China and Israel wrapped up their fifth round of free trade agreement (FTA) negotiations this past January. The negotiations began in 2016. Prime Minister Netanyahu has pushed for reaching a final agreement in 2019. The goal of this final accord is a win-win outcome, but how would that look?

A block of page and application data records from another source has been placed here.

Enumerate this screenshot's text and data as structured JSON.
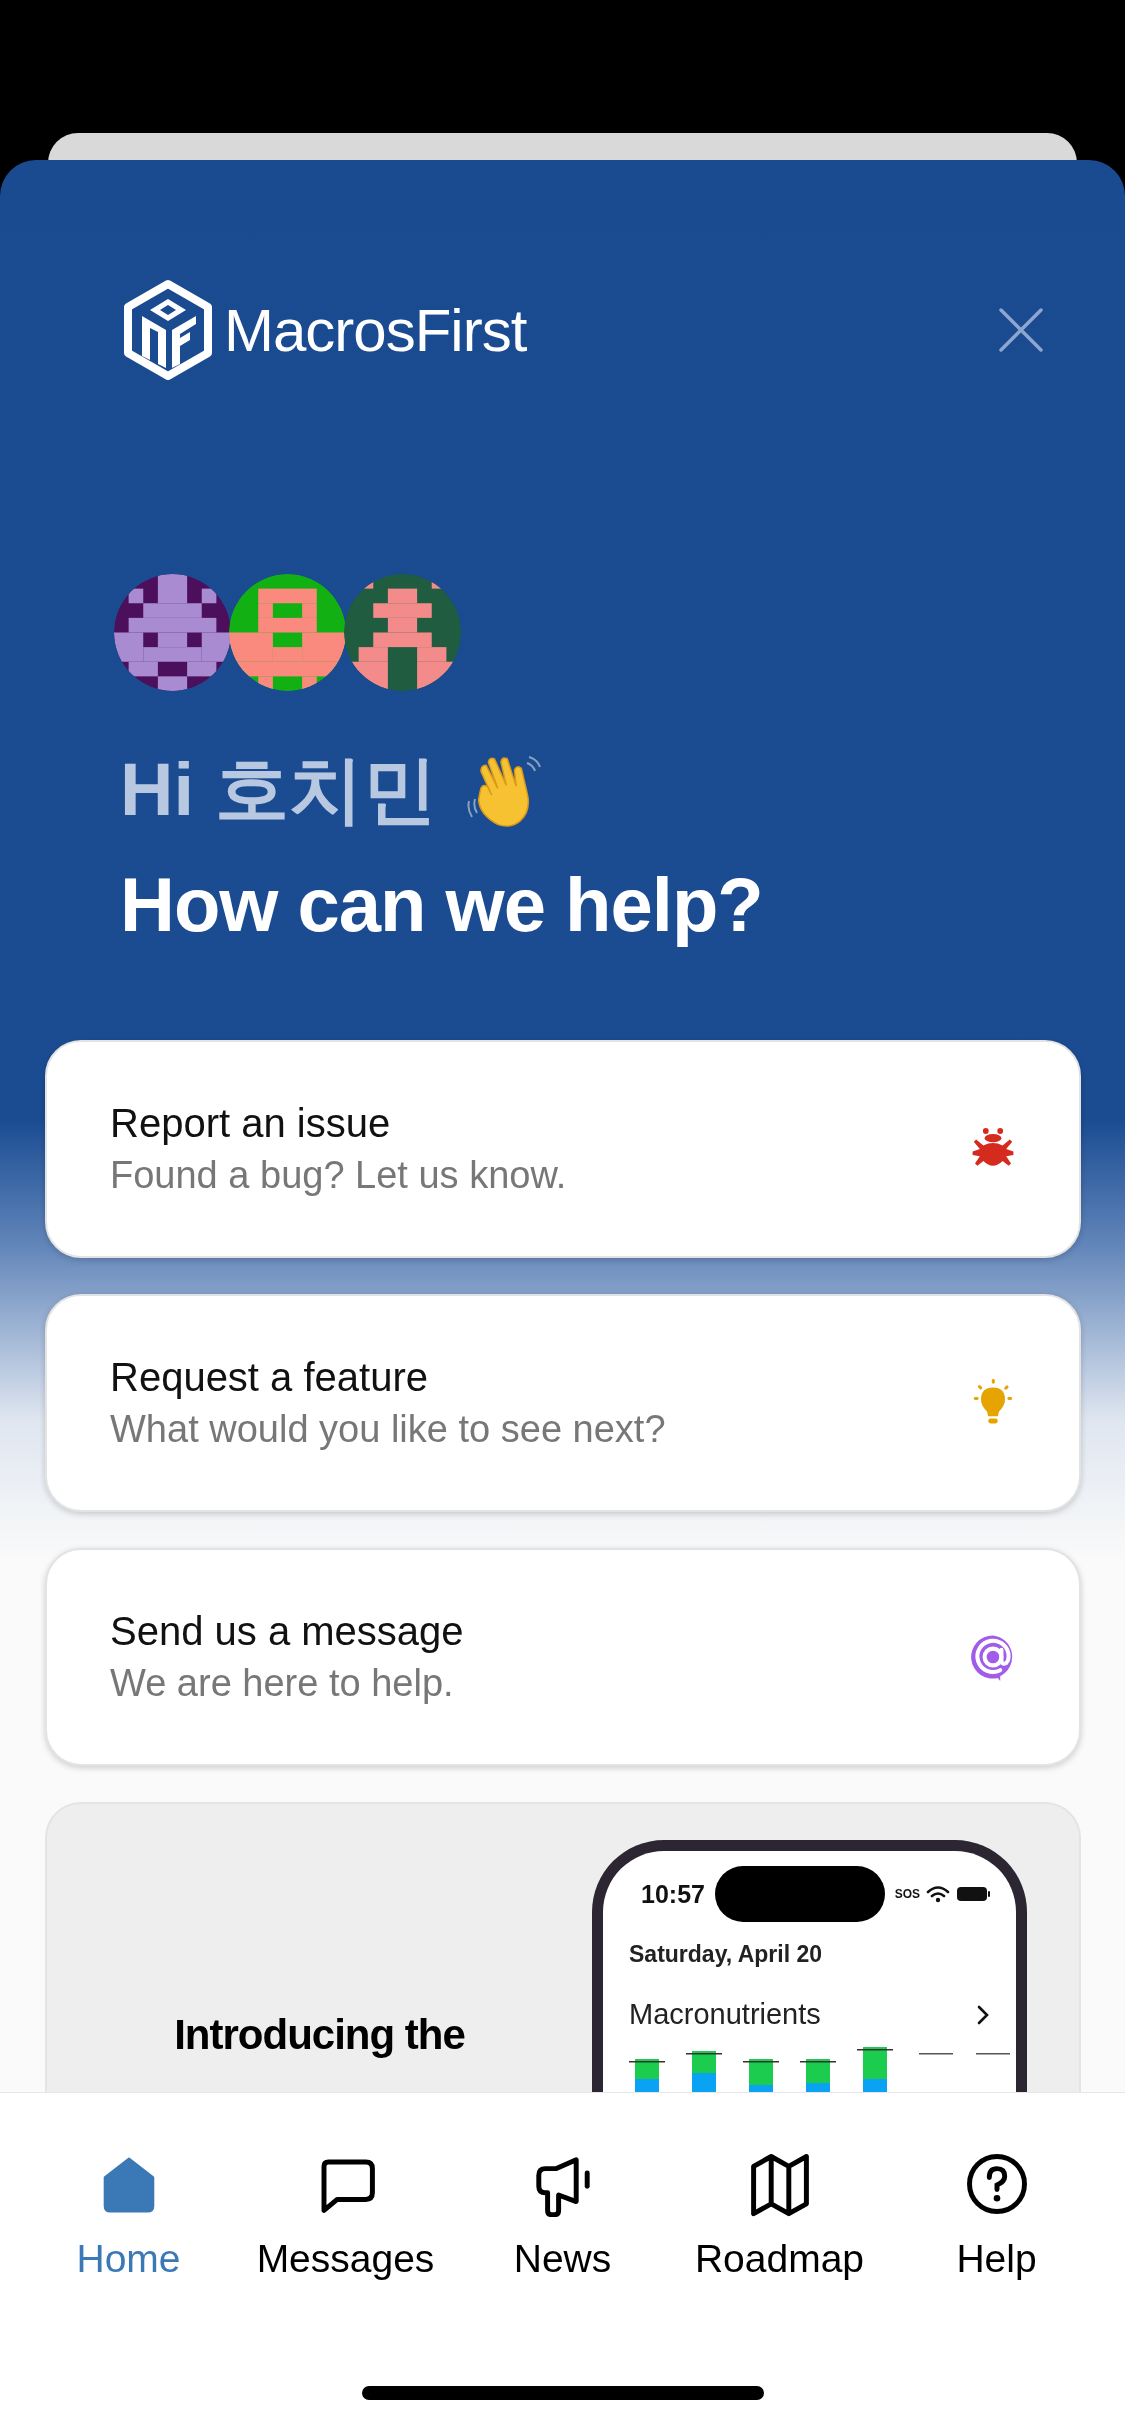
{
  "header": {
    "logo_text": "MacrosFirst"
  },
  "avatars": [
    {
      "color": "#4b0f5c"
    },
    {
      "color": "#12b012"
    },
    {
      "color": "#1f5c40"
    }
  ],
  "greeting": "Hi 호치민",
  "headline": "How can we help?",
  "actions": [
    {
      "kind": "bug",
      "title": "Report an issue",
      "subtitle": "Found a bug? Let us know."
    },
    {
      "kind": "idea",
      "title": "Request a feature",
      "subtitle": "What would you like to see next?"
    },
    {
      "kind": "message",
      "title": "Send us a message",
      "subtitle": "We are here to help."
    }
  ],
  "promo": {
    "title": "Introducing the",
    "phone": {
      "time": "10:57",
      "status": "SOS",
      "date": "Saturday, April 20",
      "section": "Macronutrients"
    }
  },
  "tabs": [
    {
      "kind": "home",
      "label": "Home",
      "selected": true
    },
    {
      "kind": "messages",
      "label": "Messages",
      "selected": false
    },
    {
      "kind": "news",
      "label": "News",
      "selected": false
    },
    {
      "kind": "roadmap",
      "label": "Roadmap",
      "selected": false
    },
    {
      "kind": "help",
      "label": "Help",
      "selected": false
    }
  ]
}
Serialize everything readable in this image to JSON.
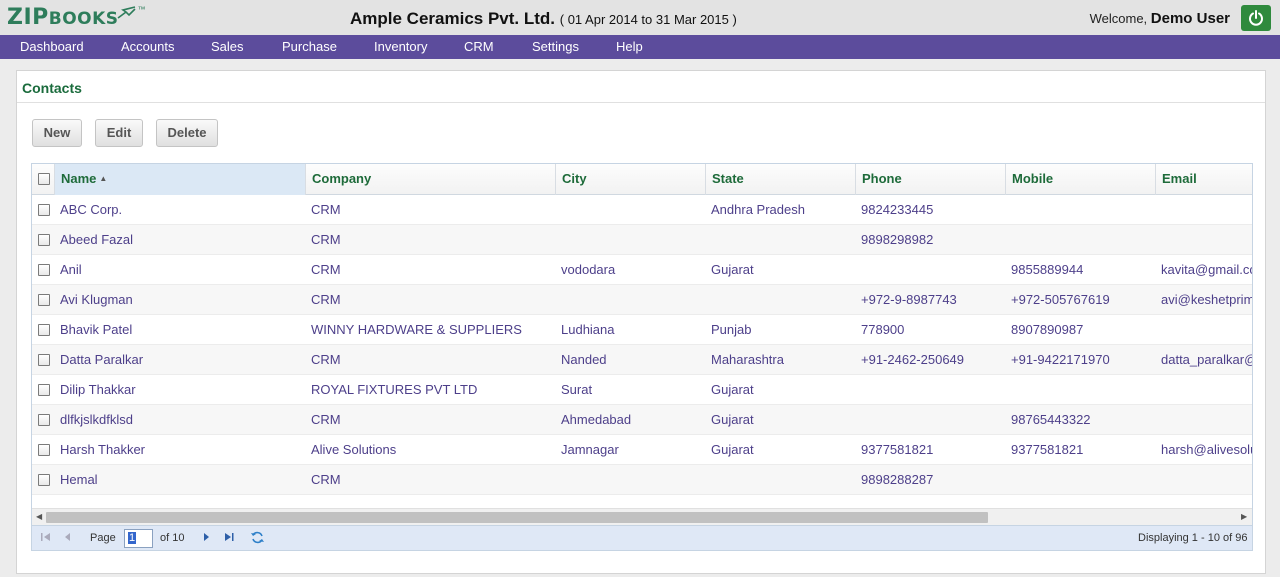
{
  "app": {
    "logo_main": "ZIP",
    "logo_small": "BOOKS",
    "logo_tm": "™",
    "company_name": "Ample Ceramics Pvt. Ltd.",
    "period": "( 01 Apr 2014 to 31 Mar 2015 )",
    "welcome_label": "Welcome,",
    "user_name": "Demo User",
    "brand_color": "#2e7d5b",
    "nav_color": "#5c4c9c"
  },
  "nav": {
    "items": [
      "Dashboard",
      "Accounts",
      "Sales",
      "Purchase",
      "Inventory",
      "CRM",
      "Settings",
      "Help"
    ]
  },
  "panel": {
    "title": "Contacts"
  },
  "toolbar": {
    "new_label": "New",
    "edit_label": "Edit",
    "delete_label": "Delete"
  },
  "grid": {
    "columns": [
      "Name",
      "Company",
      "City",
      "State",
      "Phone",
      "Mobile",
      "Email"
    ],
    "sorted_column": "Name",
    "sort_direction": "asc",
    "rows": [
      {
        "name": "ABC Corp.",
        "company": "CRM",
        "city": "",
        "state": "Andhra Pradesh",
        "phone": "9824233445",
        "mobile": "",
        "email": ""
      },
      {
        "name": "Abeed Fazal",
        "company": "CRM",
        "city": "",
        "state": "",
        "phone": "9898298982",
        "mobile": "",
        "email": ""
      },
      {
        "name": "Anil",
        "company": "CRM",
        "city": "vododara",
        "state": "Gujarat",
        "phone": "",
        "mobile": "9855889944",
        "email": "kavita@gmail.co"
      },
      {
        "name": "Avi Klugman",
        "company": "CRM",
        "city": "",
        "state": "",
        "phone": "+972-9-8987743",
        "mobile": "+972-505767619",
        "email": "avi@keshetprim"
      },
      {
        "name": "Bhavik Patel",
        "company": "WINNY HARDWARE & SUPPLIERS",
        "city": "Ludhiana",
        "state": "Punjab",
        "phone": "778900",
        "mobile": "8907890987",
        "email": ""
      },
      {
        "name": "Datta Paralkar",
        "company": "CRM",
        "city": "Nanded",
        "state": "Maharashtra",
        "phone": "+91-2462-250649",
        "mobile": "+91-9422171970",
        "email": "datta_paralkar@"
      },
      {
        "name": "Dilip Thakkar",
        "company": "ROYAL FIXTURES PVT LTD",
        "city": "Surat",
        "state": "Gujarat",
        "phone": "",
        "mobile": "",
        "email": ""
      },
      {
        "name": "dlfkjslkdfklsd",
        "company": "CRM",
        "city": "Ahmedabad",
        "state": "Gujarat",
        "phone": "",
        "mobile": "98765443322",
        "email": ""
      },
      {
        "name": "Harsh Thakker",
        "company": "Alive Solutions",
        "city": "Jamnagar",
        "state": "Gujarat",
        "phone": "9377581821",
        "mobile": "9377581821",
        "email": "harsh@alivesolu"
      },
      {
        "name": "Hemal",
        "company": "CRM",
        "city": "",
        "state": "",
        "phone": "9898288287",
        "mobile": "",
        "email": ""
      }
    ]
  },
  "pager": {
    "page_label": "Page",
    "current_page": "1",
    "of_label": "of 10",
    "display_info": "Displaying 1 - 10 of 96"
  }
}
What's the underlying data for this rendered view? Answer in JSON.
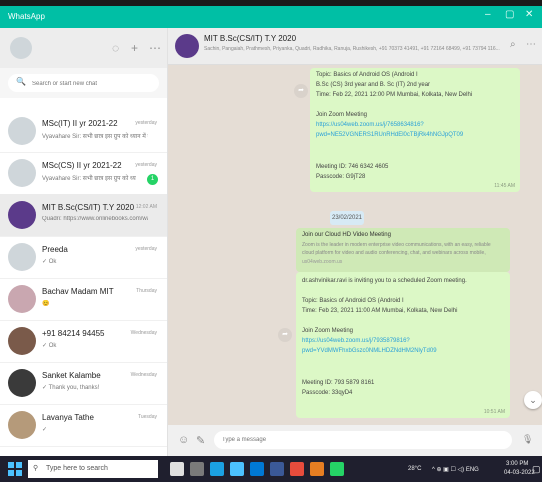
{
  "window": {
    "title": "WhatsApp",
    "controls": [
      "–",
      "▢",
      "✕"
    ]
  },
  "sidebar": {
    "header_icons": {
      "status": "◌",
      "new_chat": "+",
      "menu": "⋯"
    },
    "search": {
      "icon": "🔍",
      "placeholder": "Search or start new chat"
    },
    "chats": [
      {
        "name": "MSc(IT) II yr 2021-22",
        "time": "yesterday",
        "snippet": "Vyavahare Sir: सभी छात्र इस ग्रुप को ध्यान में रखें..."
      },
      {
        "name": "MSc(CS) II yr 2021-22",
        "time": "yesterday",
        "snippet": "Vyavahare Sir: सभी छात्र इस ग्रुप को ध्यान में रखें...",
        "badge": "1"
      },
      {
        "name": "MIT B.Sc(CS/IT) T.Y 2020",
        "time": "12:02 AM",
        "snippet": "Quadri: https://www.onlinebooks.com/watch?v..."
      },
      {
        "name": "Preeda",
        "time": "yesterday",
        "snippet": "✓ Ok"
      },
      {
        "name": "Bachav Madam MIT",
        "time": "Thursday",
        "snippet": "😊"
      },
      {
        "name": "+91 84214 94455",
        "time": "Wednesday",
        "snippet": "✓ Ok"
      },
      {
        "name": "Sanket Kalambe",
        "time": "Wednesday",
        "snippet": "✓ Thank you, thanks!"
      },
      {
        "name": "Lavanya Tathe",
        "time": "Tuesday",
        "snippet": "✓"
      }
    ]
  },
  "conversation": {
    "title": "MIT B.Sc(CS/IT) T.Y 2020",
    "members": "Sachin, Pangaiah, Prathmesh, Priyanka, Quadri, Radhika, Ranuja, Rushikesh, +91 70373 41491, +91 72164 68499, +91 73794 116...",
    "header_icons": {
      "search": "⌕",
      "menu": "⋯"
    },
    "date_chip": "23/02/2021",
    "bubble1": {
      "lines": [
        "Topic: Basics of Android OS (Android I",
        "B.Sc (CS) 3rd year and B. Sc (IT) 2nd year",
        "Time: Feb 22, 2021 12:00 PM Mumbai, Kolkata, New Delhi",
        "",
        "Join Zoom Meeting",
        "https://us04web.zoom.us/j/7658634816?",
        "pwd=NE52VGNERS1RUnRHdEl0cTBjRk4hNGJpQT09",
        "",
        "Meeting ID: 746 6342 4605",
        "Passcode: G9jT28"
      ],
      "time": "11:45 AM"
    },
    "bubble2": {
      "lines": [
        "Join our Cloud HD Video Meeting",
        "Zoom is the leader in modern enterprise video communications, with an easy, reliable",
        "cloud platform for video and audio conferencing, chat, and webinars across mobile,",
        "us04web.zoom.us"
      ]
    },
    "bubble3": {
      "lines": [
        "dr.ashvinikar.ravi is inviting you to a scheduled Zoom meeting.",
        "",
        "Topic: Basics of Android OS (Android I",
        "Time: Feb 23, 2021 11:00 AM Mumbai, Kolkata, New Delhi",
        "",
        "Join Zoom Meeting",
        "https://us04web.zoom.us/j/7935879816?",
        "pwd=YVdMWFhxbGszc0NMLHDZNdHM2NlyTd09",
        "",
        "Meeting ID: 793 5879 8161",
        "Passcode: 33qyD4"
      ],
      "time": "10:51 AM"
    },
    "forward_icon": "➦",
    "scroll_down_icon": "⌄",
    "composer": {
      "emoji_icon": "☺",
      "attach_icon": "✎",
      "placeholder": "Type a message",
      "mic_icon": "🎙"
    }
  },
  "taskbar": {
    "search_icon": "⚲",
    "search_placeholder": "Type here to search",
    "weather": "28°C",
    "tray_icons": "^ ⊕ ▣ ☐ ◁) ENG",
    "time": "3:00 PM",
    "date": "04-03-2022"
  }
}
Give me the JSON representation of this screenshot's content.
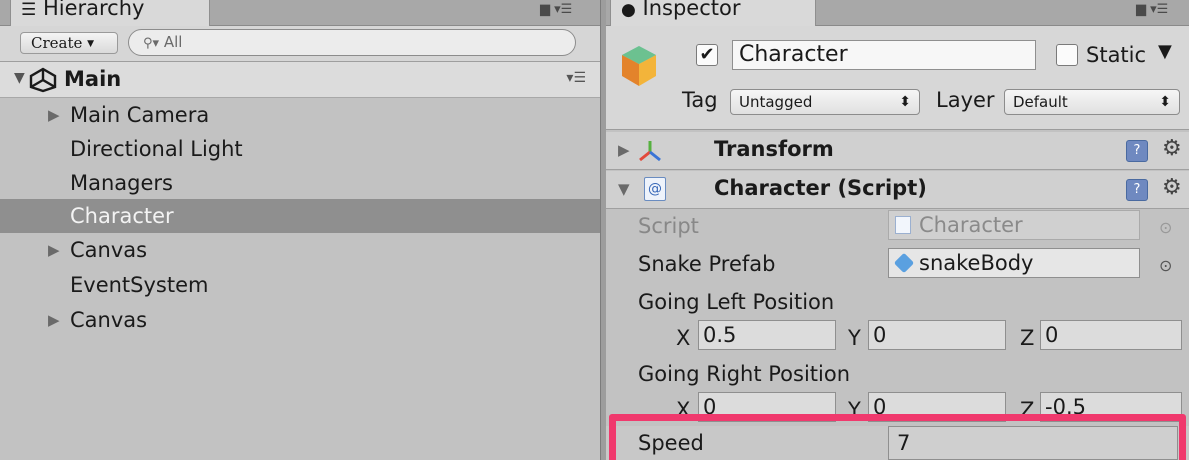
{
  "hierarchy": {
    "tab_title": "Hierarchy",
    "tab_icon": "list-icon",
    "create_label": "Create",
    "search_placeholder": "All",
    "scene": {
      "name": "Main",
      "icon": "unity-logo-icon"
    },
    "items": [
      {
        "label": "Main Camera",
        "expandable": true,
        "selected": false
      },
      {
        "label": "Directional Light",
        "expandable": false,
        "selected": false
      },
      {
        "label": "Managers",
        "expandable": false,
        "selected": false
      },
      {
        "label": "Character",
        "expandable": false,
        "selected": true
      },
      {
        "label": "Canvas",
        "expandable": true,
        "selected": false
      },
      {
        "label": "EventSystem",
        "expandable": false,
        "selected": false
      },
      {
        "label": "Canvas",
        "expandable": true,
        "selected": false
      }
    ]
  },
  "inspector": {
    "tab_title": "Inspector",
    "tab_icon": "info-icon",
    "object": {
      "active": true,
      "name": "Character",
      "static_label": "Static",
      "static_checked": false,
      "tag_label": "Tag",
      "tag_value": "Untagged",
      "layer_label": "Layer",
      "layer_value": "Default"
    },
    "components": [
      {
        "title": "Transform",
        "icon": "transform-axes-icon",
        "expanded": false
      },
      {
        "title": "Character (Script)",
        "icon": "csharp-script-icon",
        "expanded": true
      }
    ],
    "script_field": {
      "label": "Script",
      "value": "Character"
    },
    "snake_prefab": {
      "label": "Snake Prefab",
      "value": "snakeBody"
    },
    "going_left": {
      "label": "Going Left Position",
      "x_label": "X",
      "x": "0.5",
      "y_label": "Y",
      "y": "0",
      "z_label": "Z",
      "z": "0"
    },
    "going_right": {
      "label": "Going Right Position",
      "x_label": "X",
      "x": "0",
      "y_label": "Y",
      "y": "0",
      "z_label": "Z",
      "z": "-0.5"
    },
    "speed": {
      "label": "Speed",
      "value": "7"
    }
  },
  "colors": {
    "highlight": "#f0396d",
    "selection": "#8f8f8f",
    "panel": "#c2c2c2"
  }
}
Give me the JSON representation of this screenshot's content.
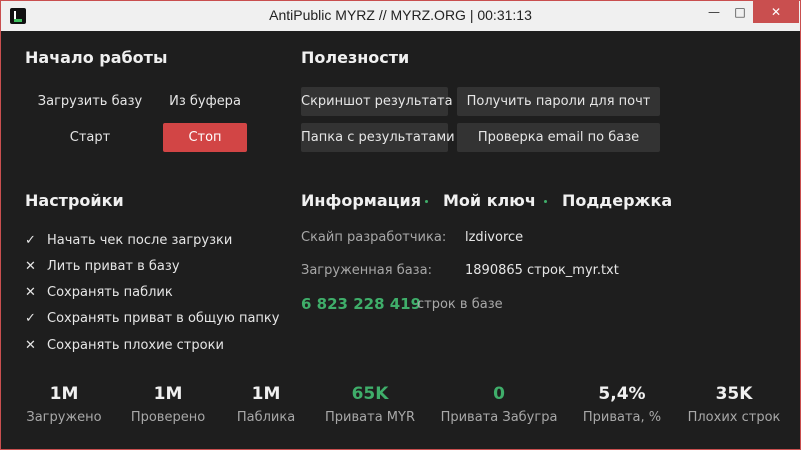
{
  "window": {
    "title": "AntiPublic MYRZ // MYRZ.ORG | 00:31:13",
    "controls": {
      "minimize": "—",
      "maximize": "□",
      "close": "✕"
    }
  },
  "start": {
    "heading": "Начало работы",
    "load_db": "Загрузить базу",
    "from_clipboard": "Из буфера",
    "start": "Старт",
    "stop": "Стоп"
  },
  "tools": {
    "heading": "Полезности",
    "screenshot": "Скриншот результата",
    "get_passwords": "Получить пароли для почт",
    "results_folder": "Папка с результатами",
    "check_email": "Проверка email по базе"
  },
  "settings": {
    "heading": "Настройки",
    "items": [
      {
        "label": "Начать чек после загрузки",
        "checked": true,
        "mark": "✓"
      },
      {
        "label": "Лить приват в базу",
        "checked": false,
        "mark": "✕"
      },
      {
        "label": "Сохранять паблик",
        "checked": false,
        "mark": "✕"
      },
      {
        "label": "Сохранять приват в общую папку",
        "checked": true,
        "mark": "✓"
      },
      {
        "label": "Сохранять плохие строки",
        "checked": false,
        "mark": "✕"
      }
    ]
  },
  "info": {
    "tab_info": "Информация",
    "tab_key": "Мой ключ",
    "tab_support": "Поддержка",
    "dev_skype_label": "Скайп разработчика:",
    "dev_skype_value": "lzdivorce",
    "loaded_db_label": "Загруженная база:",
    "loaded_db_value": "1890865 строк_myr.txt",
    "rows_count": "6 823 228 419",
    "rows_label": "строк в базе"
  },
  "stats": [
    {
      "value": "1M",
      "label": "Загружено",
      "green": false
    },
    {
      "value": "1M",
      "label": "Проверено",
      "green": false
    },
    {
      "value": "1M",
      "label": "Паблика",
      "green": false
    },
    {
      "value": "65K",
      "label": "Привата MYR",
      "green": true
    },
    {
      "value": "0",
      "label": "Привата Забугра",
      "green": true
    },
    {
      "value": "5,4%",
      "label": "Привата, %",
      "green": false
    },
    {
      "value": "35K",
      "label": "Плохих строк",
      "green": false
    }
  ],
  "colors": {
    "accent_green": "#3fae6a",
    "stop_red": "#d24545",
    "background": "#1e1e1e"
  }
}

The Middle Kingdom is a mammoth of economic might. Israel, for its part, punches above its weight class to be sure, but China is a heavyweight. The Chinese are quite aware that firms around the world relish the opportunity of trading with them. This has been true for centuries and China is keen on leveraging this fact. Consequently, the majority of China’s FTAs with developed countries have been slightly lopsided to their own benefit. In most cases, Chinese exports receive a higher tariff elimination rate than the counterpart’s exports and these eliminations often apply immediately whereas the counterpart often has to wait a period of years for all of the tariff eliminations to go into effect. The rationale given is that various Chinese industries are still developing and need time to adjust to competition from advanced countries.